◆ EXERCISE GOAL
Look through the entries below and count every line in which "icon" appears; reply with the number only.

(Component data from apps and pages)

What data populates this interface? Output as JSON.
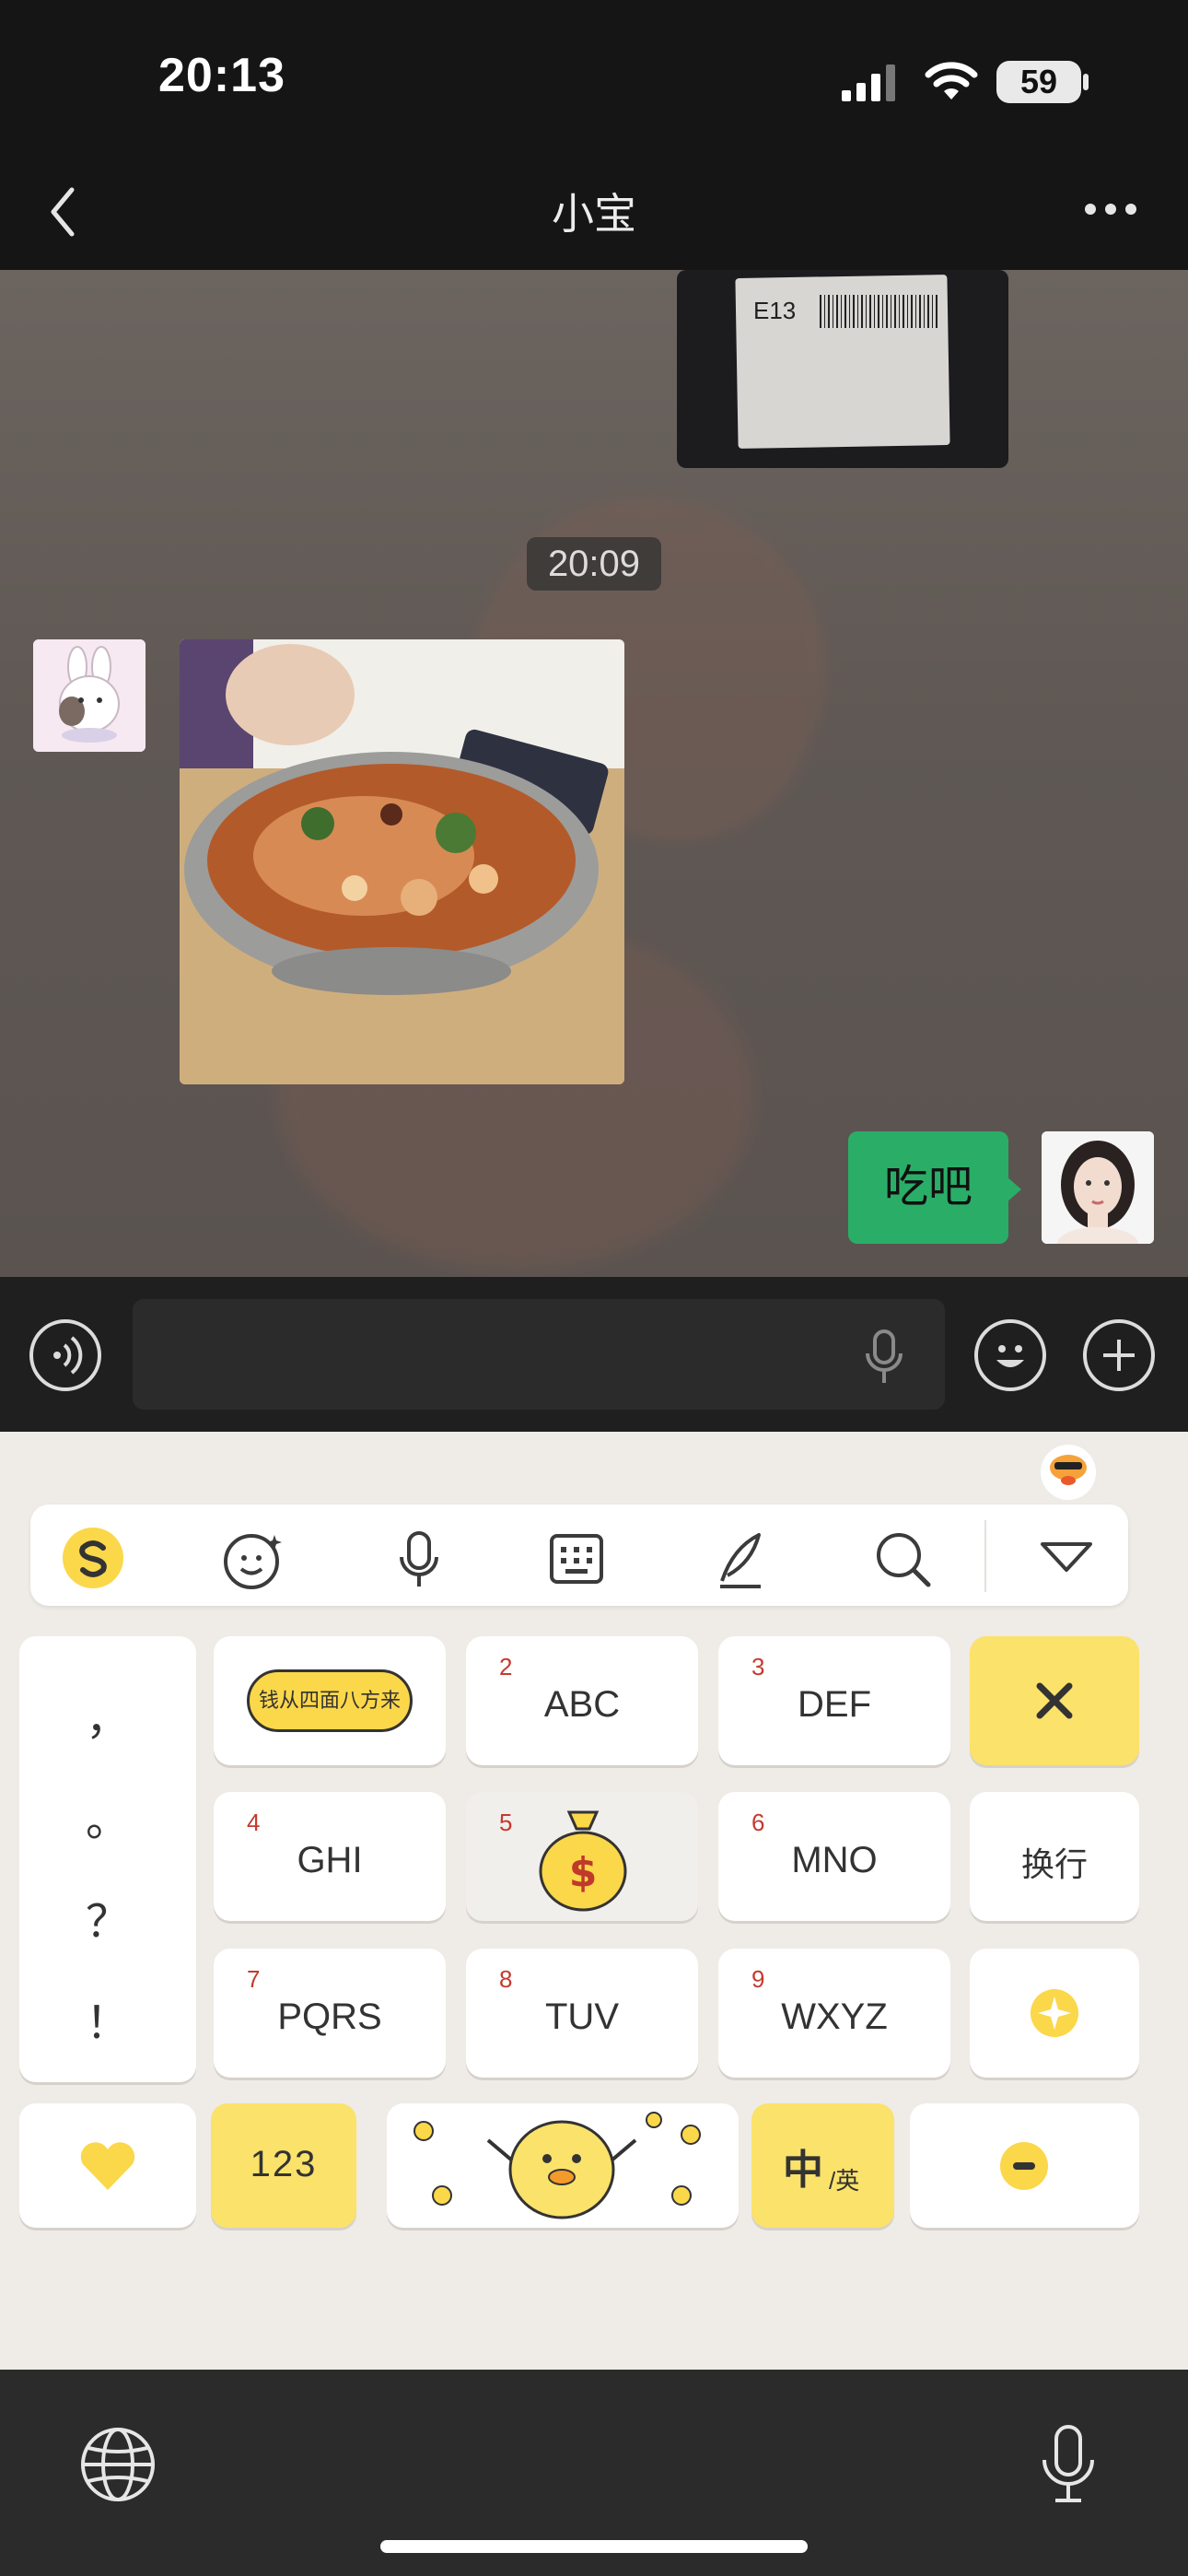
{
  "status_bar": {
    "time": "20:13",
    "battery": "59"
  },
  "nav": {
    "title": "小宝"
  },
  "chat": {
    "package_label_code": "E13",
    "timestamp": "20:09",
    "my_message": "吃吧"
  },
  "keyboard": {
    "toolbar": [
      "logo-icon",
      "emoji-icon",
      "voice-icon",
      "keyboard-icon",
      "handwriting-icon",
      "search-icon",
      "collapse-icon"
    ],
    "punct": [
      "，",
      "。",
      "？",
      "！"
    ],
    "sticker_text": "钱从四面八方来",
    "keys": [
      {
        "num": "2",
        "label": "ABC"
      },
      {
        "num": "3",
        "label": "DEF"
      },
      {
        "num": "4",
        "label": "GHI"
      },
      {
        "num": "5",
        "label": ""
      },
      {
        "num": "6",
        "label": "MNO"
      },
      {
        "num": "7",
        "label": "PQRS"
      },
      {
        "num": "8",
        "label": "TUV"
      },
      {
        "num": "9",
        "label": "WXYZ"
      }
    ],
    "newline": "换行",
    "num_mode": "123",
    "lang_main": "中",
    "lang_sub": "/英"
  },
  "colors": {
    "bubble": "#2aae67",
    "accent_yellow": "#fbe26a",
    "keyboard_bg": "#efebe6"
  }
}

◆ RESULT FOR THIS TASK
7